Power Authority Activates Electric Load Reduction Program to Reduce Anticipated Peak Demand Tuesday

Contact
Michael Saltzman
914-390-8181
michael.saltzman@nypa.gov

July 8, 2003

FOR IMMEDIATE RELEASE

NEW YORK—The New York Power Authority (NYPA) activated its Peak Load Management (PLM) program Tuesday in New York City in anticipation of high electricity demand from hot and humid weather conditions. It marks the second day this summer that the Power Authority has put the program into effect.

“Various Power Authority customers—both businesses and government organizations—participate in the program, helping to manage available power supplies  during the air-conditioning season,” said Louis P. Ciminelli, NYPA chairman. “Their reduction in power use helps to maintain the reliability of the electric system during the most uncomfortable summer days.”  

Participating customers receive $40 for each kilowatt of electricity they commit to save when called on during the high-demand months, from June through September. NYPA may make such requests for up to 15 weekdays, with the standard duration of the reductions lasting up to six hours (12 noon-6 p.m.).

Notices of the possible activation of the program are issued a day ahead, followed by confirmation on the day of the event.

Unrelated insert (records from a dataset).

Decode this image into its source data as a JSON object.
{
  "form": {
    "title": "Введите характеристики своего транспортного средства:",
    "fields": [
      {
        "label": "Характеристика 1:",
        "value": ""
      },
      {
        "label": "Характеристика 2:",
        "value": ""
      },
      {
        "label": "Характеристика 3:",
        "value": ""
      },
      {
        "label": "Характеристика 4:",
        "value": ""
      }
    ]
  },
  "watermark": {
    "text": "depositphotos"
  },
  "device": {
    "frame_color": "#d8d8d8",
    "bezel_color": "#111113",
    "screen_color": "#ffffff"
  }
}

Among the participating customers are the Metropolitan Transportation Authority, the New York City Department of Environmental Protection and the City University of New York.

Last summer, the PLM program reduced power usage in the city by more than 50,000 kilowatts, or about the output of a small power plant. The Power Authority expects to add to the peak amount this summer, with additional customer locations participating, raising the total to 75.

Participants achieve the power cutbacks through various measures, including turning off or dimming nonessential lighting, adjusting air-conditioning settings and using their own on-site generators. NYPA’s PLM program is part of a larger effort under New York State government’s direction, known as the Coordinated Electricity Demand Reduction Initiative, or CEDRI.